Belongs to the Intuwave Connection Manager, which makes it part of the Nokia suite.
MsPMSPSv.exe, 1944kB memory
Part of Windowm Media Player (WMP). From the sound of things, it's what WMP uses to download copyright information off the Net when you try to play a new music file. Doesn't seem to be necessary.
mstask.exe, 3992kb memory
Windows Task Scheduler. Kill this and your scheduled tasks won't happen.
point32.exe, 2992kB memory
Microsoft IntelliMouse controller's systray icon. You can disable it if you want. I probably should once I get the two thumb buttons set up the way I like them.
regsvc.exe, 1048kB memory
Allows remote computers (and some local programs) to access the registry. Shutting this off is bad, block access to the necessary port if you want to be safe. (And since you're whitelisting the ports you want to open anyway, it's not a big deal, right?)
SCRFS.exe, 4284kB memory
Part of Symbian's connection system. Talks to SymbianOS devices like my cellphone.
SERVICES.EXE, 7196kB memory
Part of the OS that handles starting and stopping services. Leave this one alone.
SMSS.EXE, 420kB memory
Part of the OS that handles user sessions. It's important.
SOUNDMAN.EXE, 2364kB memory
Controls Realtek (no relation to Real Player) sound boards. Leave it alone unless you want your computer to be a deaf-mute.
spoolsv.exe, 7936kB memory
Windows' print spooler. Only needed if you ever want to print.
stisvc.exe, 2264kB memory
Used by Windows to talk to cameras, scanners and similar devices.
svchost.exe, multiple instances
Part of the OS that handles processes launched by DLLs. They should go away when the process that necessitated them ends; just leave them alone.
TASKMGR.EXE, 4120kB memory
The Task Manager. Goes away when you stop looking at your process list :)
TeaTimer.exe, 5820kB memory
Spybot Search & Destroy's registry protector. Alerts you immediately when a program changes/adds/deletes a registry entry. Worth the 6 megs of memory it takes up.
trillian.exe, 6132kB memory
Trillian instant messaging program. I wouldn't recommend putting it in Startup because it takes so long to load. Launch it manually when you want to IM someone.
upsio.exe, 2176kB memory
Part of the PowerPanelPlus control panel for my CyberPower UPS.
upssrv.exe, 2128kB memory
Another part of PowerPanelPlus.
WINLOGON.EXE, 1108kB memory
Handles logins and logouts. Killing it breaks your computer.
WinMgmt.exe, 652kB memory

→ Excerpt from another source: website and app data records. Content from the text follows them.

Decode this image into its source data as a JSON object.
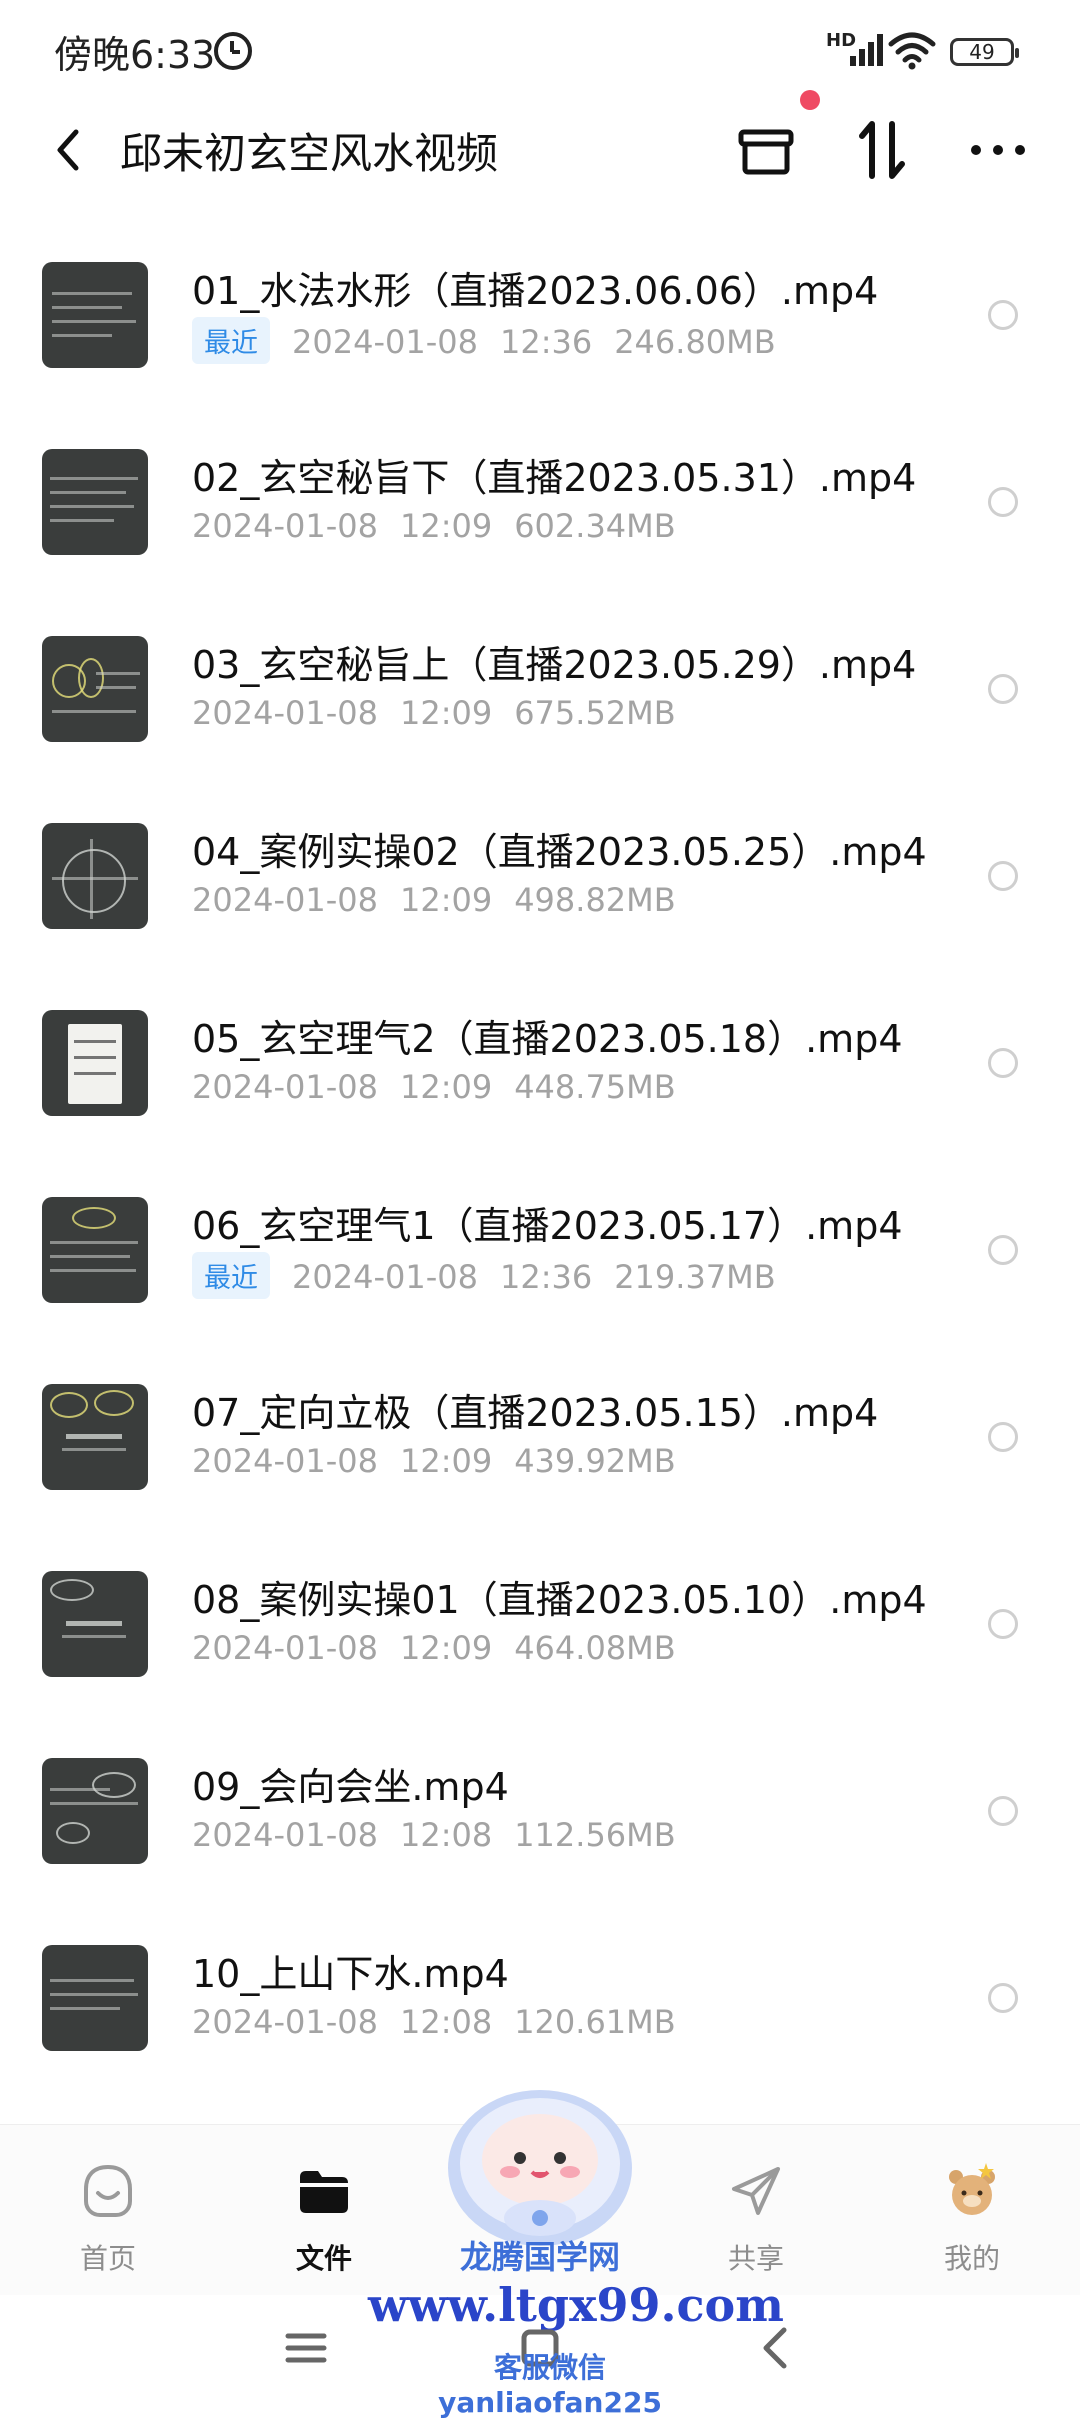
{
  "status_bar": {
    "time": "傍晚6:33",
    "network": "HD",
    "battery": "49"
  },
  "header": {
    "title": "邱未初玄空风水视频"
  },
  "files": [
    {
      "name": "01_水法水形（直播2023.06.06）.mp4",
      "tag": "最近",
      "date": "2024-01-08",
      "time": "12:36",
      "size": "246.80MB"
    },
    {
      "name": "02_玄空秘旨下（直播2023.05.31）.mp4",
      "tag": "",
      "date": "2024-01-08",
      "time": "12:09",
      "size": "602.34MB"
    },
    {
      "name": "03_玄空秘旨上（直播2023.05.29）.mp4",
      "tag": "",
      "date": "2024-01-08",
      "time": "12:09",
      "size": "675.52MB"
    },
    {
      "name": "04_案例实操02（直播2023.05.25）.mp4",
      "tag": "",
      "date": "2024-01-08",
      "time": "12:09",
      "size": "498.82MB"
    },
    {
      "name": "05_玄空理气2（直播2023.05.18）.mp4",
      "tag": "",
      "date": "2024-01-08",
      "time": "12:09",
      "size": "448.75MB"
    },
    {
      "name": "06_玄空理气1（直播2023.05.17）.mp4",
      "tag": "最近",
      "date": "2024-01-08",
      "time": "12:36",
      "size": "219.37MB"
    },
    {
      "name": "07_定向立极（直播2023.05.15）.mp4",
      "tag": "",
      "date": "2024-01-08",
      "time": "12:09",
      "size": "439.92MB"
    },
    {
      "name": "08_案例实操01（直播2023.05.10）.mp4",
      "tag": "",
      "date": "2024-01-08",
      "time": "12:09",
      "size": "464.08MB"
    },
    {
      "name": "09_会向会坐.mp4",
      "tag": "",
      "date": "2024-01-08",
      "time": "12:08",
      "size": "112.56MB"
    },
    {
      "name": "10_上山下水.mp4",
      "tag": "",
      "date": "2024-01-08",
      "time": "12:08",
      "size": "120.61MB"
    }
  ],
  "bottom_nav": {
    "home": "首页",
    "files": "文件",
    "share": "共享",
    "me": "我的",
    "active": "files"
  },
  "watermark": {
    "name": "龙腾国学网",
    "url": "www.ltgx99.com",
    "contact": "客服微信 yanliaofan225"
  },
  "colors": {
    "accent": "#2f8be6",
    "recent_bg": "#e8f3fd",
    "badge": "#ef4a63",
    "watermark": "#2a45c9"
  },
  "icons": [
    "back-icon",
    "archive-icon",
    "sort-icon",
    "more-icon",
    "home-icon",
    "folder-icon",
    "share-icon",
    "avatar-icon"
  ]
}
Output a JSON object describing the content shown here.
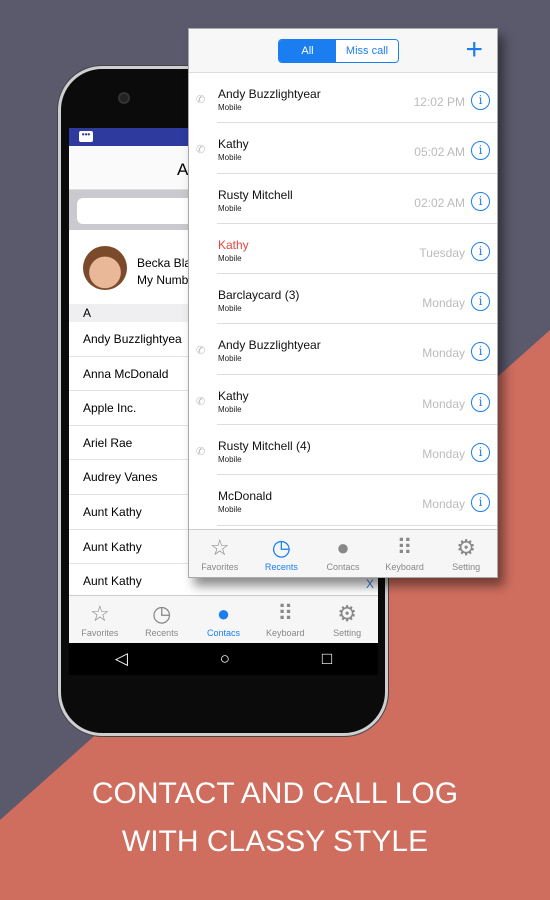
{
  "colors": {
    "accent": "#1a7ef0",
    "missed": "#e8463a",
    "bg_top": "#5b5a6d",
    "bg_bottom": "#cf6e5f"
  },
  "contacts_screen": {
    "title": "A",
    "profile": {
      "name": "Becka Bla",
      "number": "My Numb"
    },
    "section": "A",
    "contacts": [
      "Andy  Buzzlightyea",
      "Anna  McDonald",
      "Apple Inc.",
      "Ariel  Rae",
      "Audrey  Vanes",
      "Aunt  Kathy",
      "Aunt  Kathy",
      "Aunt  Kathy"
    ],
    "ad_close": "X",
    "tabs": [
      {
        "label": "Favorites",
        "icon": "star-icon"
      },
      {
        "label": "Recents",
        "icon": "clock-icon"
      },
      {
        "label": "Contacs",
        "icon": "person-icon",
        "active": true
      },
      {
        "label": "Keyboard",
        "icon": "keypad-icon"
      },
      {
        "label": "Setting",
        "icon": "gear-icon"
      }
    ]
  },
  "recents_screen": {
    "segments": {
      "all": "All",
      "missed": "Miss call",
      "selected": "All"
    },
    "rows": [
      {
        "name": "Andy  Buzzlightyear",
        "type": "Mobile",
        "time": "12:02 PM",
        "outgoing": true
      },
      {
        "name": "Kathy",
        "type": "Mobile",
        "time": "05:02 AM",
        "outgoing": true
      },
      {
        "name": "Rusty Mitchell",
        "type": "Mobile",
        "time": "02:02 AM"
      },
      {
        "name": "Kathy",
        "type": "Mobile",
        "time": "Tuesday",
        "missed": true
      },
      {
        "name": "Barclaycard (3)",
        "type": "Mobile",
        "time": "Monday"
      },
      {
        "name": "Andy  Buzzlightyear",
        "type": "Mobile",
        "time": "Monday",
        "outgoing": true
      },
      {
        "name": "Kathy",
        "type": "Mobile",
        "time": "Monday",
        "outgoing": true
      },
      {
        "name": "Rusty Mitchell (4)",
        "type": "Mobile",
        "time": "Monday",
        "outgoing": true
      },
      {
        "name": "McDonald",
        "type": "Mobile",
        "time": "Monday"
      }
    ],
    "tabs": [
      {
        "label": "Favorites",
        "icon": "star-icon"
      },
      {
        "label": "Recents",
        "icon": "clock-icon",
        "active": true
      },
      {
        "label": "Contacs",
        "icon": "person-icon"
      },
      {
        "label": "Keyboard",
        "icon": "keypad-icon"
      },
      {
        "label": "Setting",
        "icon": "gear-icon"
      }
    ]
  },
  "headline": {
    "line1": "CONTACT AND CALL LOG",
    "line2": "WITH CLASSY STYLE"
  }
}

Handles Windows Mahagement scripts, like you'd have logging on to a corporate network. Some programs need it, so leave it.
And now the honorable mention:
A piece of software made by BackWeb that Logitech uses to know when to look for updates. According to Logitech it waits until the mouse and keyboard are idle, then dials home to check for updates. They say they don't send information but it could conceivably be used as a keylogger. And just how often do you need to update a camera's drivers anyway?